to Mortlake. Major crossings[edit]

Bridge (Sir Joseph Bazalgette, 1886) (Phillips & Ackworth, 1729) Hammersmith
Bridge (Sir Joseph Bazalgette, 1887) Barnes Railway Bridge
Barnes Railway Bridge
(1849) Chiswick
Bridge (1933) Kew Railway Bridge
Kew Railway Bridge
(1869) Kew Bridge
Kew Bridge
(John Wolfe-Barry, 1903) Richmond Lock
Richmond Lock
and Footbridge (1894) Twickenham Bridge
Twickenham Bridge
(1933) Richmond Railway Bridge
Richmond Railway Bridge
(1848) Richmond Bridge (1777)


Beverley Brook Stamford Brook‡ Brent Duke of Northumberland's River
Duke of Northumberland's River
(manmade) Crane Sudbrook


Eyot, Chiswick Oliver's Island, Strand-on-the-Green Brentford
Ait, Brentford Lot's Ait, Brentford Isleworth
Ait, Isleworth Corporation Island, Richmond Glover's Island, Twickenham Eel Pie Island, Twickenham Swan Island, Twickenham

See also[edit]

Geography of London Islands in the River Thames List of crossings of the River Thames List of locations in the Port of London Locks and weirs on the River Thames Rowing on the River Thames Subterranean rivers of London Thames Tideway

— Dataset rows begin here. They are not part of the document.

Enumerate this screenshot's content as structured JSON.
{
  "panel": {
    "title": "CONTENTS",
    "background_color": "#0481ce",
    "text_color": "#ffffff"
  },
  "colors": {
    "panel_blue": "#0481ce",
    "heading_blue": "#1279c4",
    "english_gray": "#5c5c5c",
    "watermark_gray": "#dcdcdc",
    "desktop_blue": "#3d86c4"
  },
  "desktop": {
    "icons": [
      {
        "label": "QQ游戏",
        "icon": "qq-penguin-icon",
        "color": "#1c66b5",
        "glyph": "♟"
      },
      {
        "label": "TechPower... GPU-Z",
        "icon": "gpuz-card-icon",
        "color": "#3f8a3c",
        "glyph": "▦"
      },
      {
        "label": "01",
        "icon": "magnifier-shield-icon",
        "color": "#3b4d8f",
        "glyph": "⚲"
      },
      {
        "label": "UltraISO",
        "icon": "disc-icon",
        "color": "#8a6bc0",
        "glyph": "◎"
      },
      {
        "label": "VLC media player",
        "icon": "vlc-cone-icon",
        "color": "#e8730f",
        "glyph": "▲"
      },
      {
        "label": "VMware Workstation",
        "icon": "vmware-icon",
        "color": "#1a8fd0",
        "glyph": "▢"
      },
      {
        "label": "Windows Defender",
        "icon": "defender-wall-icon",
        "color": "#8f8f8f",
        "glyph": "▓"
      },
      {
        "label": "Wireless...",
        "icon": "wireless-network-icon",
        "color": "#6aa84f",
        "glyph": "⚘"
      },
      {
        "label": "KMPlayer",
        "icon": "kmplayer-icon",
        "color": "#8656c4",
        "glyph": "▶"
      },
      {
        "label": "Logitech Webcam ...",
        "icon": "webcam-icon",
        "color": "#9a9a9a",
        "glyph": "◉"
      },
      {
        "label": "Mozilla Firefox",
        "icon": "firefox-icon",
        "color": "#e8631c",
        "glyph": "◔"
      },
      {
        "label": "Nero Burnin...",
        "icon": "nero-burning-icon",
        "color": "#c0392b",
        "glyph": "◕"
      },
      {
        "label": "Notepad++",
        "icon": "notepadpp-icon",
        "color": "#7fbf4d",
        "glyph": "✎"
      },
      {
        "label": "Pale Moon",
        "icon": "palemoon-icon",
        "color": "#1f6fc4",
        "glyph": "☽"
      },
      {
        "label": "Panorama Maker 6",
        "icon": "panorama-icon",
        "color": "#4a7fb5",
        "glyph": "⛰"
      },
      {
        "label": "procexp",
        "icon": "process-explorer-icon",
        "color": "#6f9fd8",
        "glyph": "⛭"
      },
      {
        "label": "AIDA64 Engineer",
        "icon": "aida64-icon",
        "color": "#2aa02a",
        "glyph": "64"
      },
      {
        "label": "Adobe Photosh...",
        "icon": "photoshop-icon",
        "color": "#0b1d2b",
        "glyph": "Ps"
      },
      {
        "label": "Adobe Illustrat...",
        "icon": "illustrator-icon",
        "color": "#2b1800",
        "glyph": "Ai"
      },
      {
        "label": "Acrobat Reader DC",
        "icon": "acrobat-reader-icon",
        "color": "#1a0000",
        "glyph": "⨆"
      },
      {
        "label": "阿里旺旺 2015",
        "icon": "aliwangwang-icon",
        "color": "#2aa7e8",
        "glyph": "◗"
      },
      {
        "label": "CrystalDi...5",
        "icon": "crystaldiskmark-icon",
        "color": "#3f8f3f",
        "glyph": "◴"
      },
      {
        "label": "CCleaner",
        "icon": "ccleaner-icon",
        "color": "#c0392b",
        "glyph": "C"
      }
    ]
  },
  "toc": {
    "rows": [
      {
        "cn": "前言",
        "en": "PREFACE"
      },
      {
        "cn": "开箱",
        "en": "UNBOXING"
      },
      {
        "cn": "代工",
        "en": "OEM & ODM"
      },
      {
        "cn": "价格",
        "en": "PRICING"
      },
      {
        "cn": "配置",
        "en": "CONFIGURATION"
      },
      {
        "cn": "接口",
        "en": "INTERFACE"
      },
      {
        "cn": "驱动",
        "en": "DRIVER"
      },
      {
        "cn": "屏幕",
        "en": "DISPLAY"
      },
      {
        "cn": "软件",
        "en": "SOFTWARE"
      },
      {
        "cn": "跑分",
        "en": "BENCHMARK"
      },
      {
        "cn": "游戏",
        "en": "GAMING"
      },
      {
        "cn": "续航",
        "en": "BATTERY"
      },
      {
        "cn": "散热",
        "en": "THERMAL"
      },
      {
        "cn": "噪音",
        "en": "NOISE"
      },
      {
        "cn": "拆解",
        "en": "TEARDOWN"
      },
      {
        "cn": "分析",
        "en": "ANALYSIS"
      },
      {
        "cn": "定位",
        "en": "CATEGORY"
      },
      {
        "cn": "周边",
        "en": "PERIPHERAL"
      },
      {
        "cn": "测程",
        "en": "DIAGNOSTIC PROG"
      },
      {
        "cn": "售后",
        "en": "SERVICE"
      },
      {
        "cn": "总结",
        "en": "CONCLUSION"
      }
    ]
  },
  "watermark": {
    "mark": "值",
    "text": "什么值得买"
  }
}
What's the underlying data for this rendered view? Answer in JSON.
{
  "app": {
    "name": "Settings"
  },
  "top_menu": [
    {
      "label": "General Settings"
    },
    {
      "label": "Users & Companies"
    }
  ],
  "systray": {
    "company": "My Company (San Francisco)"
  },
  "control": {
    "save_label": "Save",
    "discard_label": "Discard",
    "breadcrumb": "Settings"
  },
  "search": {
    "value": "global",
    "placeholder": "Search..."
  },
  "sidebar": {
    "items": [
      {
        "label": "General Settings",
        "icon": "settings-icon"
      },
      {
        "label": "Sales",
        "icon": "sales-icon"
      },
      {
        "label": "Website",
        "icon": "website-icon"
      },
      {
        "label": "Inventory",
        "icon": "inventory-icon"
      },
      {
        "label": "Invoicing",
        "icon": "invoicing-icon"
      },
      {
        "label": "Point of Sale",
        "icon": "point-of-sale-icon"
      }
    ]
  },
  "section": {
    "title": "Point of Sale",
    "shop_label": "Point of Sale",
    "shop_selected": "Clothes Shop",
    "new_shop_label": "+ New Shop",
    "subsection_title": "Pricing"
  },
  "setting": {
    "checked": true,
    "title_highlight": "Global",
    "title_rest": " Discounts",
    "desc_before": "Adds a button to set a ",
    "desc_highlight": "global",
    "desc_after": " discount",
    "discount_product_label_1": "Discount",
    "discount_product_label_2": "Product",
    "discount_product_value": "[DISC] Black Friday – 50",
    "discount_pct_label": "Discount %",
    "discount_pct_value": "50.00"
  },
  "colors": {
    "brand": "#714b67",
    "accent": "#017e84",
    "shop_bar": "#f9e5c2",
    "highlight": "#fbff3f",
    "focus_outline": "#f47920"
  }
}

^ a b http://www.thames-path.com/2008/?page_id=16898 ^ "GOV.UK". Environment Agency. Retrieved 2014-04-17.  ^ "ENGLAND Thames lifeboat service launched". BBC News. 2002-01-02. Retrieved 2014-04-17.  ^ (DFT) Provisional Port Statistics and Sea Passenger Statistics 2007 – Amended version Archived 24 July 2011 at the Wayback Machine. ^ The Port of London Authority
Port of London Authority
Tidal Thames Recreational Users Guide ^ " Thames Tunnel
Thames Tunnel
Consultation". Thames Tunnel
Thames Tunnel
partnership. Retrieved 9 March 2013.  ^ Environment Agency, February 2009 ‘’ London
State of the Environment Report: Water Quality’’ Archived 31 May 2009 at the Wayback Machine.

External links[edit]

The Thames Estuary
Thames Estuary
Partnership The Port of London
Port of London
Authority The Mirror of the Sea, Joseph Conrad at Wikiquote. From the estuary to the Port of London
Port of London
by boat in 1906, when the port was the commercial heart of the British Empire. London's River – An intriguing journey down the Thames in rare archive film. River Thames
River Thames
Boat Blog – A blog with articles dedicated to helping people get the most from boating on the Tidal River Thames
River Thames
in London. London
Bridges – A view of London
Bridges over the River Thames Fantasy flight along the Thames in a high-speed pod from the London Eye! Thames Discovery Programme community archaeology project

Coordinates: 51°25′47″N 0°19′12″W / 51.4298°N 0.3200°W